CNRG goes to Brazil! Insights from the 13th AWID Forum

CNRG goes to Brazil! Insights from the 13th AWID Forum

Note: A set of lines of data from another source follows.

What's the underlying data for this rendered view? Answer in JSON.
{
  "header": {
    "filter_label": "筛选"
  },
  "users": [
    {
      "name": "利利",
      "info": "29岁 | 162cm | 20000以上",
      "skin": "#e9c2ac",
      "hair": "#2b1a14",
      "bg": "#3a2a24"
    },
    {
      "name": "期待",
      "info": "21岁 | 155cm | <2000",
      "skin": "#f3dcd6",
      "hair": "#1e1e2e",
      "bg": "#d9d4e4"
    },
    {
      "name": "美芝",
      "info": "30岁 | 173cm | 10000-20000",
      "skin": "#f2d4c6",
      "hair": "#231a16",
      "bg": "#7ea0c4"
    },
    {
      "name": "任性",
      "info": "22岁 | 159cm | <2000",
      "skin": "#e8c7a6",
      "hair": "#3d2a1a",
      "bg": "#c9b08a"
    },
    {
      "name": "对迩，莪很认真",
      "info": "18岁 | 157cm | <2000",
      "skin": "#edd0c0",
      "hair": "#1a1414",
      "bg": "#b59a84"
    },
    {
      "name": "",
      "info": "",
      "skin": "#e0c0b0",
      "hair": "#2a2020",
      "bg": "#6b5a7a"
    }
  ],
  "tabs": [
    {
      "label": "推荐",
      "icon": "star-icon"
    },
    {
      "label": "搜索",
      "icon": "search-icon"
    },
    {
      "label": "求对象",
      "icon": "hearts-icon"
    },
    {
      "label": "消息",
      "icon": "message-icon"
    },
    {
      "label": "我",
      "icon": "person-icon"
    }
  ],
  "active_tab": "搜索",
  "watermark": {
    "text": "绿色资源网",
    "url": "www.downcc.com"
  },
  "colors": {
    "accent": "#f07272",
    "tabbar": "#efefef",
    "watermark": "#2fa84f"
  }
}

  Bahia, Brazil, 8-11 September 2016 Centre for Natural Resource Governance (CNRG) was part of a Southern African delegation (with support from Open Society Initiative for Southern Africa-OSISA) that participated at the 13th Association for Women’s Rights in Development (AWID) held in Bahia, Brazil from the 8th to the 11th of September 2016. The theme of the forum was entitled ‘feminist futures: building collective power for rights and justice’. The overall goal of the forum was to celebrate the gains of the past 20 years by diverse social movements and critically analyse the lessons that could be carried forward. The event managed to bring together more than 1000 delegates from a broad diversity of movements and sectors who collectively strategized for feminist futures, from women’s rights and feminist movements, including Brazilian women’s rights activists, peace , economic justice , environment and human rights movements ,just to mention a few. More information are availble at www.awid.org. What was unique about this space was the active representation of marginalised communities such as young feminist activists, black and afro –descendant women, indigenous women, sex workers, women with disabilities, Trans and inter sex activists as well as migrant activists. The forum was organised through general panel discussions, side sessions and creative platforms where artists were able to express themselves through music, art and poetry. CNRG participated in specific side sessions which were hosted by AWID, where female human rights defenders were sharing their experiences – some had their rights violated by mine security officials, whilst defending their territories. The moving testimonies from the women human rights defenders from Latin America, Africa and South...